Sale yards were jam-packed with sheep over the past two weeks as sellers looked to take advantage of the strong prices at auction for both store and prime stock. During the week of July 5-July 9, nearly 62,000 sheep passed through the main yards covered by LivestockEye reports, a level that trumped the previous weekly record for sheep sold in July, set in 2019, by over 8000 head.
A yarding of 20,000 store lambs at Feilding isn’t unusual earlier in the season, but in mid-winter lambs are that much bigger and this forced the liberal use of overflow pens at the July 9 sale, to meet the logistical challenges.
There was little respite for yard staff, as the following Monday nearly 10,000 lambs and ewes were presented for the prime sale. This made for the busiest Friday-Monday sale pairing at this venue since April 2017, and a level exceeded only five times in the past 10 years.
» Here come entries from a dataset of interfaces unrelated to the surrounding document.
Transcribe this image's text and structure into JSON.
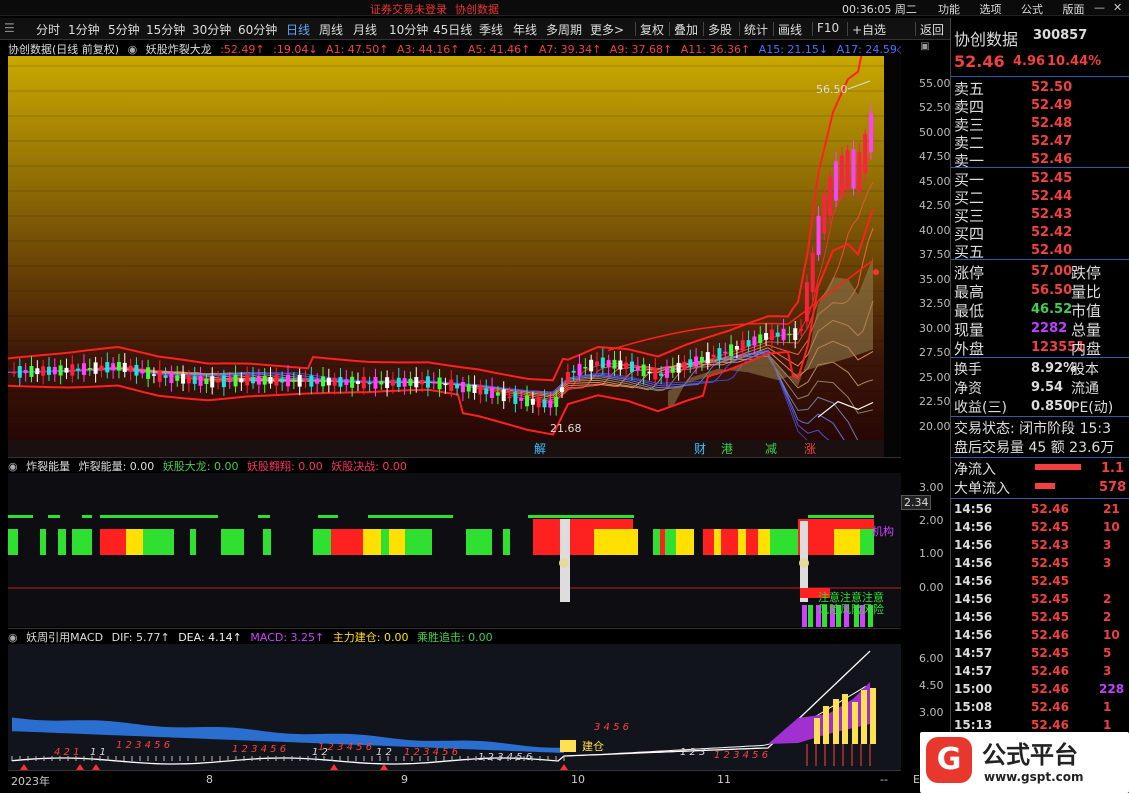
{
  "topbar": {
    "notice_1": "证券交易未登录",
    "notice_2": "协创数据",
    "clock": "00:36:05 周二",
    "menu_1": "功能",
    "menu_2": "选项",
    "menu_3": "公式",
    "menu_4": "版面"
  },
  "periods": [
    "分时",
    "1分钟",
    "5分钟",
    "15分钟",
    "30分钟",
    "60分钟",
    "日线",
    "周线",
    "月线",
    "10分钟",
    "45日线",
    "季线",
    "年线",
    "多周期",
    "更多>"
  ],
  "tools": [
    "复权",
    "叠加",
    "多股",
    "统计",
    "画线",
    "F10",
    "+自选",
    "返回"
  ],
  "panel1": {
    "title": "协创数据(日线 前复权)",
    "indicator": "妖股炸裂大龙",
    "v1": ":52.49↑",
    "v2": ":19.04↓",
    "a1": "A1: 47.50↑",
    "a3": "A3: 44.16↑",
    "a5": "A5: 41.46↑",
    "a7": "A7: 39.34↑",
    "a9": "A9: 37.68↑",
    "a11": "A11: 36.36↑",
    "a15": "A15: 21.15↓",
    "a17": "A17: 24.59◇",
    "high_label": "56.50",
    "low_label": "21.68",
    "y_ticks": [
      "55.00",
      "52.50",
      "50.00",
      "47.50",
      "45.00",
      "42.50",
      "40.00",
      "37.50",
      "35.00",
      "32.50",
      "30.00",
      "27.50",
      "25.00",
      "22.50",
      "20.00"
    ],
    "events": [
      "解",
      "财",
      "港",
      "减",
      "涨"
    ]
  },
  "panel2": {
    "title": "炸裂能量",
    "l1": "炸裂能量: 0.00",
    "l2": "妖股大龙: 0.00",
    "l3": "妖股翱翔: 0.00",
    "l4": "妖股决战: 0.00",
    "y_ticks": [
      "3.00",
      "2.00",
      "1.00",
      "0.00"
    ],
    "marker": "2.34",
    "tag_jigou": "机构",
    "tag_notice_1": "注意",
    "tag_notice_2": "注意",
    "tag_notice_3": "注意",
    "tag_risk_1": "风险",
    "tag_risk_2": "风险",
    "tag_risk_3": "风险"
  },
  "panel3": {
    "title": "妖周引用MACD",
    "dif": "DIF: 5.77↑",
    "dea": "DEA: 4.14↑",
    "macd": "MACD: 3.25↑",
    "zl": "主力建仓: 0.00",
    "cs": "乘胜追击: 0.00",
    "y_ticks": [
      "6.00",
      "4.50",
      "3.00",
      "1.50"
    ],
    "tag": "建仓",
    "digits": [
      "4 2 1",
      "1 1",
      "1 2 3 4 5 6",
      "1 2 3 4 5 6",
      "1 2",
      "1 2 3 4 5 6",
      "1 2",
      "1 2 3 4 5 6",
      "1 2 3 4 5 6",
      "3 4 5 6",
      "1 2 3",
      "1 2 3 4 5 6"
    ]
  },
  "xaxis": [
    "2023年",
    "8",
    "9",
    "10",
    "11"
  ],
  "xaxis_end": "E",
  "quote": {
    "name": "协创数据",
    "code": "300857",
    "price": "52.46",
    "change": "4.96",
    "pct": "10.44%",
    "asks": [
      {
        "l": "卖五",
        "p": "52.50"
      },
      {
        "l": "卖四",
        "p": "52.49"
      },
      {
        "l": "卖三",
        "p": "52.48"
      },
      {
        "l": "卖二",
        "p": "52.47"
      },
      {
        "l": "卖一",
        "p": "52.46"
      }
    ],
    "bids": [
      {
        "l": "买一",
        "p": "52.45"
      },
      {
        "l": "买二",
        "p": "52.44"
      },
      {
        "l": "买三",
        "p": "52.43"
      },
      {
        "l": "买四",
        "p": "52.42"
      },
      {
        "l": "买五",
        "p": "52.40"
      }
    ],
    "stats": [
      {
        "l": "涨停",
        "v": "57.00",
        "r": "跌停",
        "c": "#f04040"
      },
      {
        "l": "最高",
        "v": "56.50",
        "r": "量比",
        "c": "#f04040"
      },
      {
        "l": "最低",
        "v": "46.52",
        "r": "市值",
        "c": "#3fd04f"
      },
      {
        "l": "现量",
        "v": "2282",
        "r": "总量",
        "c": "#c040ff"
      },
      {
        "l": "外盘",
        "v": "123551",
        "r": "内盘",
        "c": "#f04040"
      }
    ],
    "stats2": [
      {
        "l": "换手",
        "v": "8.92%",
        "r": "股本"
      },
      {
        "l": "净资",
        "v": "9.54",
        "r": "流通"
      },
      {
        "l": "收益(三)",
        "v": "0.850",
        "r": "PE(动)"
      }
    ],
    "status": "交易状态: 闭市阶段 15:3",
    "after": "盘后交易量 45 额 23.6万",
    "flow1": {
      "l": "净流入",
      "v": "1.1"
    },
    "flow2": {
      "l": "大单流入",
      "v": "578"
    }
  },
  "ticks": [
    {
      "t": "14:56",
      "p": "52.46",
      "v": "21"
    },
    {
      "t": "14:56",
      "p": "52.45",
      "v": "10"
    },
    {
      "t": "14:56",
      "p": "52.43",
      "v": "3"
    },
    {
      "t": "14:56",
      "p": "52.45",
      "v": "3"
    },
    {
      "t": "14:56",
      "p": "52.45",
      "v": ""
    },
    {
      "t": "14:56",
      "p": "52.45",
      "v": "2"
    },
    {
      "t": "14:56",
      "p": "52.45",
      "v": "2"
    },
    {
      "t": "14:56",
      "p": "52.46",
      "v": "10"
    },
    {
      "t": "14:57",
      "p": "52.45",
      "v": "5"
    },
    {
      "t": "14:57",
      "p": "52.46",
      "v": "3"
    },
    {
      "t": "15:00",
      "p": "52.46",
      "v": "228"
    },
    {
      "t": "15:08",
      "p": "52.46",
      "v": "1"
    },
    {
      "t": "15:13",
      "p": "52.46",
      "v": "1"
    }
  ],
  "logo": {
    "glyph": "G",
    "title": "公式平台",
    "url": "www.gspt.com"
  }
}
Over the same time period at Stortford Lodge, the second and third highest ever weekly tallies were reported, beaten only by one post-lockdown week in June 2020.
The store lamb market has been riding high over the past few weeks and some of the increase in volume was attributed to the recycling of store lambs through the heated market. While this has come off the boil the past few weeks, the margin between lambs purchased earlier in the season and current levels may see this higher than usual throughput continue later into July.
Strong competition from the rails for finished lambs and ewes has only encouraged more vendors to send them to market via the sale yard route and the good entries for these classes are likely to continue in the short-term, particularly as scanning pushes ewes into the market in many areas of the country.